Another three-round burst of blog-filled goodness this Friday morning:
ONE MAN'S AMMO CAN IS ANOTHER MAN'S FUEL TANK According to an Army public affairs article posted via DVIDS this week, a Vermont Army National Guard soldier from the 86th Infantry Brigade Combat Team (I.B.C.T.) resurrected an Afghan motorcycle. In his civilian job Spc. Skyler W. Genest, part of the 1st/172nd Cavalry Squadron in Ghazni, works on the University of Vermont police department. The kid sounds like equal parts MacGyver, Mad Max, and Judge Dredd:
"The fuel tank really stands out," said Genest. "When we got it, we saw the original tank was completely rusted out on the inside. So our innovative idea was to take an ammo can and put it where the rusted tank was. We just have to scrounge to get anything to keep this running. [...]
"It started life out as a Honda," [he said]. "It is a 125n, a early 1970's model, but it has some aftermarket parts on it. The engine has been replaced and the exhaust is not original, but it is the typical bike for this area. It has been beaten up, but these things are pretty incredible. They can take a beating and they still run."

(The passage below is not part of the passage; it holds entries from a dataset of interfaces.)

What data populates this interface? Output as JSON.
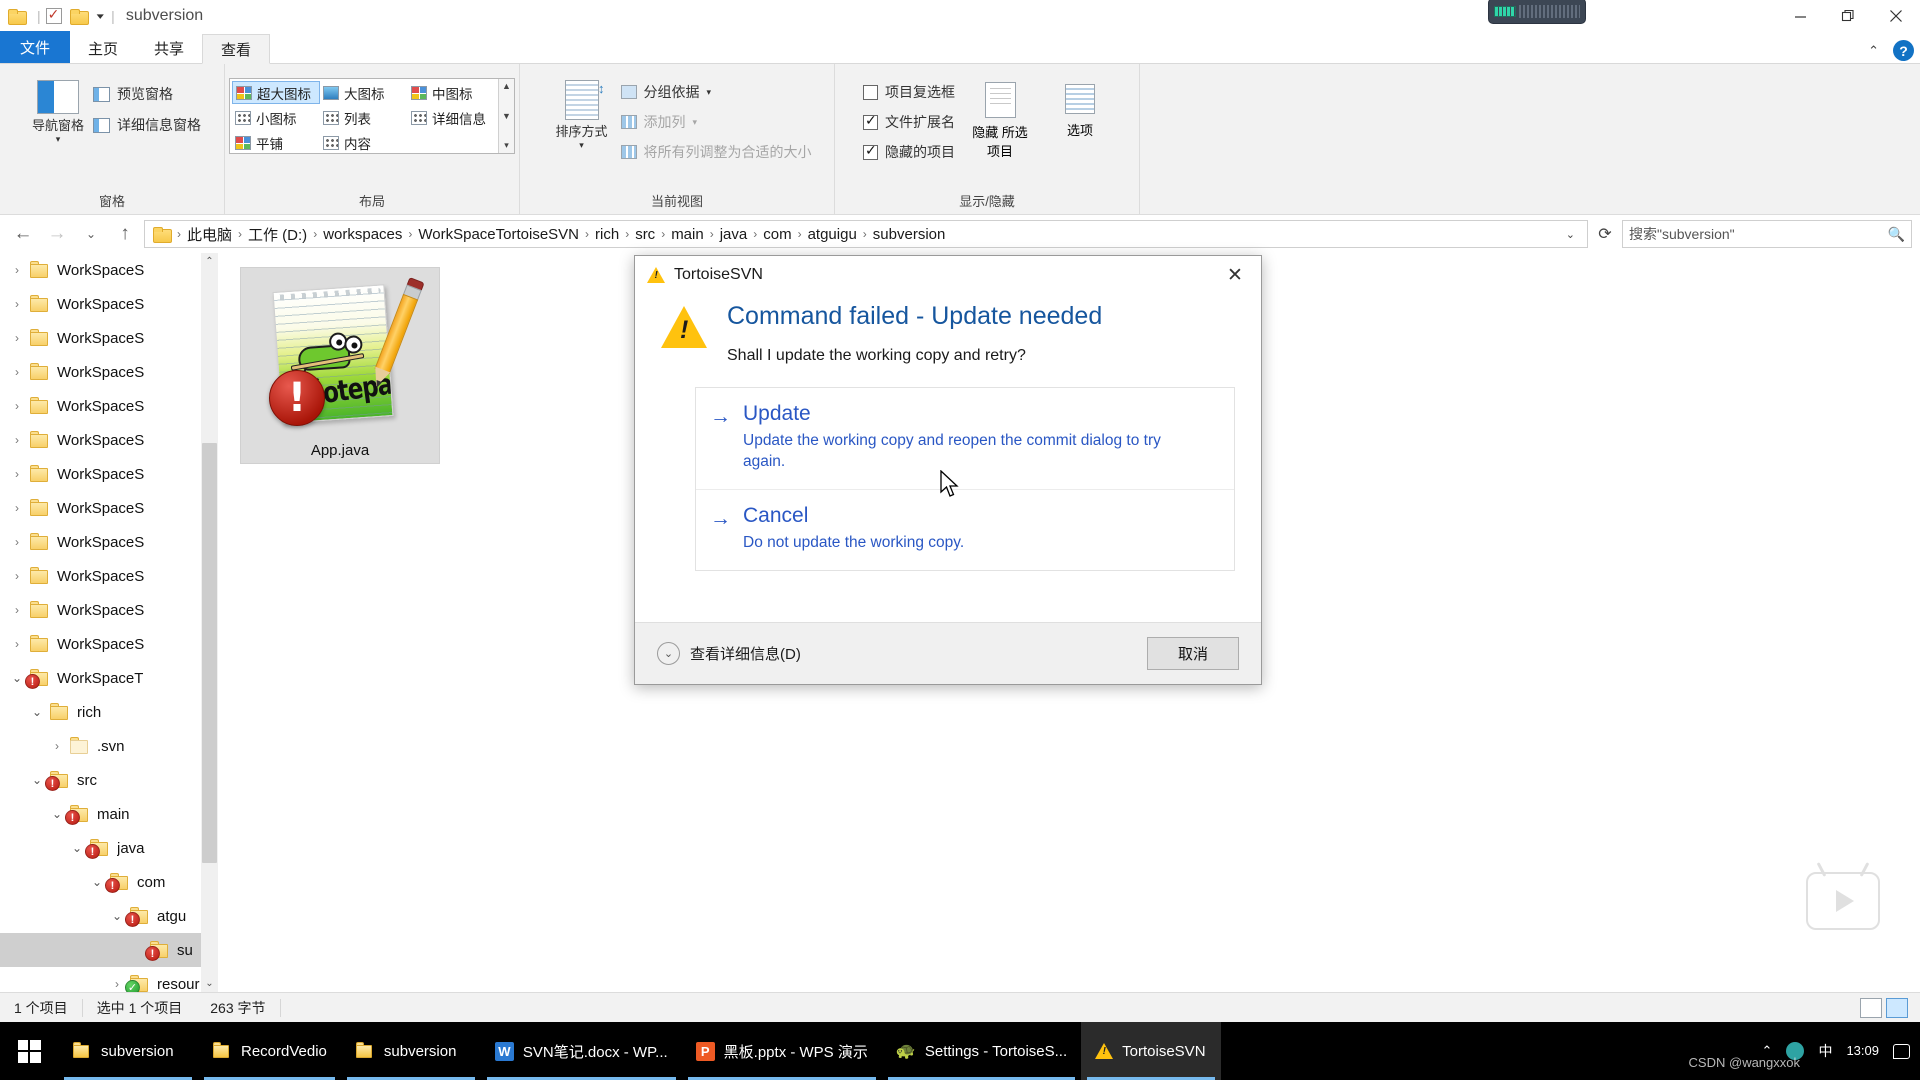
{
  "window": {
    "title": "subversion",
    "quick_access": {
      "folder_icon": "folder-icon",
      "properties_icon": "properties-checkbox-icon",
      "new_folder_icon": "new-folder-icon",
      "dropdown_icon": "chevron-down-icon"
    },
    "controls": {
      "minimize": "minimize-icon",
      "maximize": "maximize-icon",
      "close": "close-icon",
      "collapse_ribbon": "chevron-up-icon",
      "help": "?"
    }
  },
  "tabs": [
    {
      "label": "文件",
      "state": "file-menu"
    },
    {
      "label": "主页",
      "state": "normal"
    },
    {
      "label": "共享",
      "state": "normal"
    },
    {
      "label": "查看",
      "state": "active"
    }
  ],
  "ribbon": {
    "groups": [
      {
        "name": "窗格",
        "big_button": {
          "label": "导航窗格",
          "icon": "navigation-pane-icon",
          "has_dropdown": true
        },
        "items": [
          {
            "label": "预览窗格",
            "icon": "preview-pane-icon",
            "disabled": false
          },
          {
            "label": "详细信息窗格",
            "icon": "details-pane-icon",
            "disabled": false
          }
        ]
      },
      {
        "name": "布局",
        "views": [
          {
            "label": "超大图标",
            "selected": true
          },
          {
            "label": "大图标",
            "selected": false
          },
          {
            "label": "中图标",
            "selected": false
          },
          {
            "label": "小图标",
            "selected": false
          },
          {
            "label": "列表",
            "selected": false
          },
          {
            "label": "详细信息",
            "selected": false
          },
          {
            "label": "平铺",
            "selected": false
          },
          {
            "label": "内容",
            "selected": false
          }
        ]
      },
      {
        "name": "当前视图",
        "big_button": {
          "label": "排序方式",
          "icon": "sort-icon",
          "has_dropdown": true
        },
        "items": [
          {
            "label": "分组依据",
            "icon": "group-by-icon",
            "disabled": false,
            "has_dropdown": true
          },
          {
            "label": "添加列",
            "icon": "add-column-icon",
            "disabled": true,
            "has_dropdown": true
          },
          {
            "label": "将所有列调整为合适的大小",
            "icon": "fit-columns-icon",
            "disabled": true
          }
        ]
      },
      {
        "name": "显示/隐藏",
        "checkboxes": [
          {
            "label": "项目复选框",
            "checked": false
          },
          {
            "label": "文件扩展名",
            "checked": true
          },
          {
            "label": "隐藏的项目",
            "checked": true
          }
        ],
        "buttons": [
          {
            "label": "隐藏 所选项目",
            "icon": "hide-selected-icon"
          },
          {
            "label": "选项",
            "icon": "options-icon"
          }
        ]
      }
    ]
  },
  "address_bar": {
    "back_icon": "back-arrow-icon",
    "forward_icon": "forward-arrow-icon",
    "recent_icon": "chevron-down-icon",
    "up_icon": "up-arrow-icon",
    "folder_icon": "folder-icon",
    "breadcrumbs": [
      "此电脑",
      "工作 (D:)",
      "workspaces",
      "WorkSpaceTortoiseSVN",
      "rich",
      "src",
      "main",
      "java",
      "com",
      "atguigu",
      "subversion"
    ],
    "dropdown_icon": "chevron-down-icon",
    "refresh_icon": "refresh-icon",
    "search_placeholder": "搜索\"subversion\"",
    "search_icon": "search-icon"
  },
  "tree": {
    "items": [
      {
        "label": "WorkSpaceS",
        "indent": 1,
        "expanded": false,
        "overlay": "none",
        "selected": false
      },
      {
        "label": "WorkSpaceS",
        "indent": 1,
        "expanded": false,
        "overlay": "none",
        "selected": false
      },
      {
        "label": "WorkSpaceS",
        "indent": 1,
        "expanded": false,
        "overlay": "none",
        "selected": false
      },
      {
        "label": "WorkSpaceS",
        "indent": 1,
        "expanded": false,
        "overlay": "none",
        "selected": false
      },
      {
        "label": "WorkSpaceS",
        "indent": 1,
        "expanded": false,
        "overlay": "none",
        "selected": false
      },
      {
        "label": "WorkSpaceS",
        "indent": 1,
        "expanded": false,
        "overlay": "none",
        "selected": false
      },
      {
        "label": "WorkSpaceS",
        "indent": 1,
        "expanded": false,
        "overlay": "none",
        "selected": false
      },
      {
        "label": "WorkSpaceS",
        "indent": 1,
        "expanded": false,
        "overlay": "none",
        "selected": false
      },
      {
        "label": "WorkSpaceS",
        "indent": 1,
        "expanded": false,
        "overlay": "none",
        "selected": false
      },
      {
        "label": "WorkSpaceS",
        "indent": 1,
        "expanded": false,
        "overlay": "none",
        "selected": false
      },
      {
        "label": "WorkSpaceS",
        "indent": 1,
        "expanded": false,
        "overlay": "none",
        "selected": false
      },
      {
        "label": "WorkSpaceS",
        "indent": 1,
        "expanded": false,
        "overlay": "none",
        "selected": false
      },
      {
        "label": "WorkSpaceT",
        "indent": 1,
        "expanded": true,
        "overlay": "modified",
        "selected": false
      },
      {
        "label": "rich",
        "indent": 2,
        "expanded": true,
        "overlay": "none",
        "selected": false
      },
      {
        "label": ".svn",
        "indent": 3,
        "expanded": false,
        "overlay": "none",
        "ghost": true,
        "selected": false
      },
      {
        "label": "src",
        "indent": 2,
        "expanded": true,
        "overlay": "modified",
        "selected": false
      },
      {
        "label": "main",
        "indent": 3,
        "expanded": true,
        "overlay": "modified",
        "selected": false
      },
      {
        "label": "java",
        "indent": 4,
        "expanded": true,
        "overlay": "modified",
        "selected": false
      },
      {
        "label": "com",
        "indent": 5,
        "expanded": true,
        "overlay": "modified",
        "selected": false
      },
      {
        "label": "atgu",
        "indent": 6,
        "expanded": true,
        "overlay": "modified",
        "selected": false
      },
      {
        "label": "su",
        "indent": 7,
        "expanded": false,
        "overlay": "modified",
        "selected": true
      },
      {
        "label": "resour",
        "indent": 6,
        "expanded": false,
        "overlay": "ok",
        "selected": false
      }
    ],
    "scroll_up_icon": "chevron-up-icon",
    "scroll_down_icon": "chevron-down-icon"
  },
  "file_pane": {
    "items": [
      {
        "name": "App.java",
        "icon": "notepadpp-file-icon",
        "overlay": "modified",
        "selected": true,
        "icon_text": "Notepad++"
      }
    ]
  },
  "status_bar": {
    "item_count": "1 个项目",
    "selection": "选中 1 个项目",
    "size": "263 字节",
    "view_detail_icon": "details-view-icon",
    "view_large_icon": "large-icons-view-icon"
  },
  "dialog": {
    "app_name": "TortoiseSVN",
    "warning_icon": "warning-triangle-icon",
    "close_icon": "close-icon",
    "heading": "Command failed - Update needed",
    "question": "Shall I update the working copy and retry?",
    "commands": [
      {
        "title": "Update",
        "description": "Update the working copy and reopen the commit dialog to try again.",
        "arrow_icon": "arrow-right-icon"
      },
      {
        "title": "Cancel",
        "description": "Do not update the working copy.",
        "arrow_icon": "arrow-right-icon"
      }
    ],
    "expander_label": "查看详细信息(D)",
    "expander_icon": "chevron-down-circle-icon",
    "cancel_button": "取消",
    "accent_color": "#2a57c4",
    "heading_color": "#16569e"
  },
  "taskbar": {
    "start_icon": "windows-logo-icon",
    "items": [
      {
        "label": "subversion",
        "icon": "folder-icon",
        "active": false
      },
      {
        "label": "RecordVedio",
        "icon": "folder-icon",
        "active": false
      },
      {
        "label": "subversion",
        "icon": "folder-icon",
        "active": false
      },
      {
        "label": "SVN笔记.docx - WP...",
        "icon": "wps-writer-icon",
        "active": false
      },
      {
        "label": "黑板.pptx - WPS 演示",
        "icon": "wps-presentation-icon",
        "active": false
      },
      {
        "label": "Settings - TortoiseS...",
        "icon": "tortoisesvn-icon",
        "active": false
      },
      {
        "label": "TortoiseSVN",
        "icon": "warning-triangle-icon",
        "active": true
      }
    ],
    "tray": {
      "chevron_icon": "chevron-up-icon",
      "network_icon": "network-icon",
      "ime_label": "中",
      "time": "13:09",
      "notification_icon": "notification-icon"
    },
    "watermark": "CSDN @wangxxok"
  },
  "overlays": {
    "recorder_widget": "screen-recorder-toolbar",
    "video_watermark": "video-play-watermark"
  }
}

Genest plans to bequeath the bike to a soldier replacing him on a future rotation. I plan to point that out to MauserMedic, who writes the witty and gritty "Mausers, Medicine & Motorcycles" blog. Given the possibility of some wheels, it sounds like Mauser should look Genest up, if he's ever in the neighborhood.
PICTURES (AND SOUNDS) OF BAGRAM
On his "Deployment to Afghanistan" blog, Army Lt. Col. Richard Phillips has posted some pix of some Bagram "B-huts." I know the comparison is a bit of a stretch, but there's at least one image that evokes for me the crowded urban street conditions found elsewhere in the Middle East. But hey--that's the architectural geek talking now.
In an earlier post, he describes the sights and sounds of Bagram Airbase:
The sound of Bagram is jet noise, 24/7. All manner of aircraft come and go, all day and all night. There are many other sounds, but they are all routinely drowned out by the sound of jet engines. Sometimes even conversation between two people standing side by side is impossible for a few moments. [...]
The "buildings" range from tents to containerized buildings to "B" huts to "brick and mortar" structures. An indoor, porcelain toilet is still a luxury. Most residents of Bagram live in a tent (with about 100 of their closest friends) or in one of our infamous "B" huts, which is basically a wooden shack housing from 4 to 8 persons.
Note to self: Bring a cordless drill and other power tools on the deployment, as well as a video camera. We'll shoot a pilot series about extreme B-hut remodelings. Call it ... "This Old Hootch?"
MINNESOTA RED BULL TO RETURN FROM AFGHANISTAN EARLY
Finally, I'm both pleased and sorry to say that Minnesota Army National Guardsman (and "Red Bull" alumnus) Capt. Mark Martin is coming home to attend to some family issues. Even though he may have fallen a few days short of his blog's title, he promises to continue to write about both Afghanistan and Minnesota in "270 Days in Afghanistan". Here's an excerpt of his most recent post:
Recently, I received some difficult news from home. My mother, who has been ailing for some time took a turn for the worse. Long story short, a couple of days and one Red Cross message later, and I am packed and bound for the States. Due to the nature of the situation, and the proximity of the conclusion of our mission here, I will not be coming back to the 'Stan with this particular mission.
I visited with all my Afghans today and said goodbye. I told them that I admired their courage and their willingness to stand up for their country against those who would snuff out democracy. I congratulated them on the progress that they have made, and I assured them that it has been my honor and my priviledge to serve alongside them here in Afghanistan. The friendships and memories I have from this place will forever change how I look at things.
Martin's blog has consistently been plain-spoken, well-reasoned, and easy-to-understand. Afghanistan is no doubt a slightly better place than when he found it; I am, no doubt, a slightly better person for having learned from his words.
Godspeed Capt. Martin and his family.
Godspeed Capt. Martin and his family.